Previous work has shown that monkeys and birds can count, but flexible applications of higher mathematic rules, the study authors asserted, "require the highest degree of internal structuring"—one thought largely to be the domain of only humans.

So researchers based at the Institute of Neurobiology at the University of Tubingen in Germany set out to see whether rhesus monkeys could learn and flexibly apply the greater-than and less-than rule. They tested the monkeys with groups of both ordered and random dots, many of which were novel combinations to ensure that the subjects couldn't have simply memorized them. The monkeys were cued into applying either the greater-than or less-than rule by the amount of time that elapsed between being shown the first and second group of dots.

"The monkeys immediately generalized the greater than and less than rules to numerosities that had not been presented previously," the two researchers, Sylvia Bongard and Andreas Nieder, wrote. "This indicates that they understood this basic mathematical principle irrespective of the absolute numerical value of the sample displays." In other words: "They had learned an abstract mathematical principle."

But the researchers were after more than simple ape arithmetic. "If and how mathematical rules can be represented by single neurons," they wrote, "has remained elusive." So during the experiment, they recorded the activity of randomly selected neurons in the lateral prefrontal cortexes of the rhesus monkeys. They chose that region of the brain because functional imaging (fMRI) studies have shown that rule-based arithmetic activates that part of the brain in humans, too. 

The data revealed that in the observed part of the brain, the majority of the neurons selected were involved in applying the mathematical rules (with equal portions activating for the greater-than and less-than applications) rather than obtaining and retaining the sensory details. The researchers concluded that this begs for a processing model that has "specific 'rule-coding' units that control the flow of information between segregated input, memory and output."

What does this mean for us, the only calculator-punching primates? The researchers noted that it likely points to a much older evolutionary root to abstract math: "These neuronal circuits…could readily be adopted in the course of primate evolution for syntactic processing of numbers in formalized mathematical systems."

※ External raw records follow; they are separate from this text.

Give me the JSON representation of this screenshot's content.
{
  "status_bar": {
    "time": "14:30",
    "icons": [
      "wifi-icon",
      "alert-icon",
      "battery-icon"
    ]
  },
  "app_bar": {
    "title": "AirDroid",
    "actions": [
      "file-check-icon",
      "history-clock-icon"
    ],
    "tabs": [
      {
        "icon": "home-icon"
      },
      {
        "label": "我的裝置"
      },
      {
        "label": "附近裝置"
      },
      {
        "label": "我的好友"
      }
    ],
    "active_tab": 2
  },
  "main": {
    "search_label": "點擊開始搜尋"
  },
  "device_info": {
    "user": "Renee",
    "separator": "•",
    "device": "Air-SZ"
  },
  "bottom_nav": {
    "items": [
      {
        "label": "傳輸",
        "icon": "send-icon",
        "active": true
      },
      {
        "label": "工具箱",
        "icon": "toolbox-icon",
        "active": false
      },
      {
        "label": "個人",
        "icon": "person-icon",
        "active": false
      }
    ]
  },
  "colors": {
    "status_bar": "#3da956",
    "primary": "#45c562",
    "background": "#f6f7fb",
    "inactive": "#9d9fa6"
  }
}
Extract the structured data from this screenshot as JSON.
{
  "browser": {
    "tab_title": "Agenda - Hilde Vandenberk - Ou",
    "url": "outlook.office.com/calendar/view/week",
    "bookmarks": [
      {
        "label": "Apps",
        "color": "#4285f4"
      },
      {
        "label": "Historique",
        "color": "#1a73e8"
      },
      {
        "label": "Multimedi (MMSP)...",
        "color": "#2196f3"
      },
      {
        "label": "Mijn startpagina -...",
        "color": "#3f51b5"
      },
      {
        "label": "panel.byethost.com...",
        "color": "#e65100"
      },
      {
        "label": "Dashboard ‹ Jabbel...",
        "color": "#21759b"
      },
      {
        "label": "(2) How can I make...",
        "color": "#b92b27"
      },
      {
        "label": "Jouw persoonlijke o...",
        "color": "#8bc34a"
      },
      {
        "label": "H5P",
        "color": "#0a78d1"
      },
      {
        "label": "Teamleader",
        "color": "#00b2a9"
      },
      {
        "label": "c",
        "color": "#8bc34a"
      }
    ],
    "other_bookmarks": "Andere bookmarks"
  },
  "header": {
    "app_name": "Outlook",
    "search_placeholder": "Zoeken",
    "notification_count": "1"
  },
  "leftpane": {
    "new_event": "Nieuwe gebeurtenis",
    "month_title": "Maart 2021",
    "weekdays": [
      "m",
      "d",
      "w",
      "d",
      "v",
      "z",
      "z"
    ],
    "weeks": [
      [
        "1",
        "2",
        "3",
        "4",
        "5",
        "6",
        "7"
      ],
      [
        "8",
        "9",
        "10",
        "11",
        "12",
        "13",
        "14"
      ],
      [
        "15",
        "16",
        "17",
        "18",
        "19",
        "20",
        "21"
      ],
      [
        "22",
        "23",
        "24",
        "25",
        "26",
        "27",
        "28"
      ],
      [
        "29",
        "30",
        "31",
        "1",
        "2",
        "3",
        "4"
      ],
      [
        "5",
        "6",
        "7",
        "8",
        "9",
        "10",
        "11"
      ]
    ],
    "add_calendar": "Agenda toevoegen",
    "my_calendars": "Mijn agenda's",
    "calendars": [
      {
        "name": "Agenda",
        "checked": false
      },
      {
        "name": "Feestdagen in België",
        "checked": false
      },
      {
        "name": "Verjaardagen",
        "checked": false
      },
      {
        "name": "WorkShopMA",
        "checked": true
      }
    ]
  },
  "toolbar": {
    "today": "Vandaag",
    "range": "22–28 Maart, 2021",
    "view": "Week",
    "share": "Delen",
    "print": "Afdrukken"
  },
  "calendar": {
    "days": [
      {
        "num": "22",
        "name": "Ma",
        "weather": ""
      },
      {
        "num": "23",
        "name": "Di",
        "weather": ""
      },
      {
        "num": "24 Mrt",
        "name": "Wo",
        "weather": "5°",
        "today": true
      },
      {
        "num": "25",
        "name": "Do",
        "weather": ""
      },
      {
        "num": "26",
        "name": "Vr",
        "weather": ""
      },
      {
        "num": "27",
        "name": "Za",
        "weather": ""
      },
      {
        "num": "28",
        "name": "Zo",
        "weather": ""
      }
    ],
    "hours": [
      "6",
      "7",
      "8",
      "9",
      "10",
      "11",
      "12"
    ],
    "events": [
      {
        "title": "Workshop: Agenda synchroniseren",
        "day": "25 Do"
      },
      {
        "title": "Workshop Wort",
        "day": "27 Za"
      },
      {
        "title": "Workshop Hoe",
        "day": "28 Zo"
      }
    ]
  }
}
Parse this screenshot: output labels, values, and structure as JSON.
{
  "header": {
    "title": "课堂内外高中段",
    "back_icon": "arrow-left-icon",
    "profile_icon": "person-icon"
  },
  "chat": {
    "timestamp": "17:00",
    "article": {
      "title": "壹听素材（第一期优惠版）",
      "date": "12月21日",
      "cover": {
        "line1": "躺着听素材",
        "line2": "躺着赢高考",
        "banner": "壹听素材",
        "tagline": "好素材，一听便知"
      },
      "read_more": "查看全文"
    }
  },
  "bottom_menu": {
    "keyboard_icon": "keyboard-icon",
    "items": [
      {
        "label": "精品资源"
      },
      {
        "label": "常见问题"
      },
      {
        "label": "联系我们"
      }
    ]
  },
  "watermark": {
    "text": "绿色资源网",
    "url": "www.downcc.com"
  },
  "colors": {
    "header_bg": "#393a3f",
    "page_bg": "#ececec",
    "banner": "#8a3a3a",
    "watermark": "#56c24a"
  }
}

The research was published online January 18 in Proceedings of the National Academy of Sciences.

Image of rhesus monkey courtesy of iStockphoto/GlobalP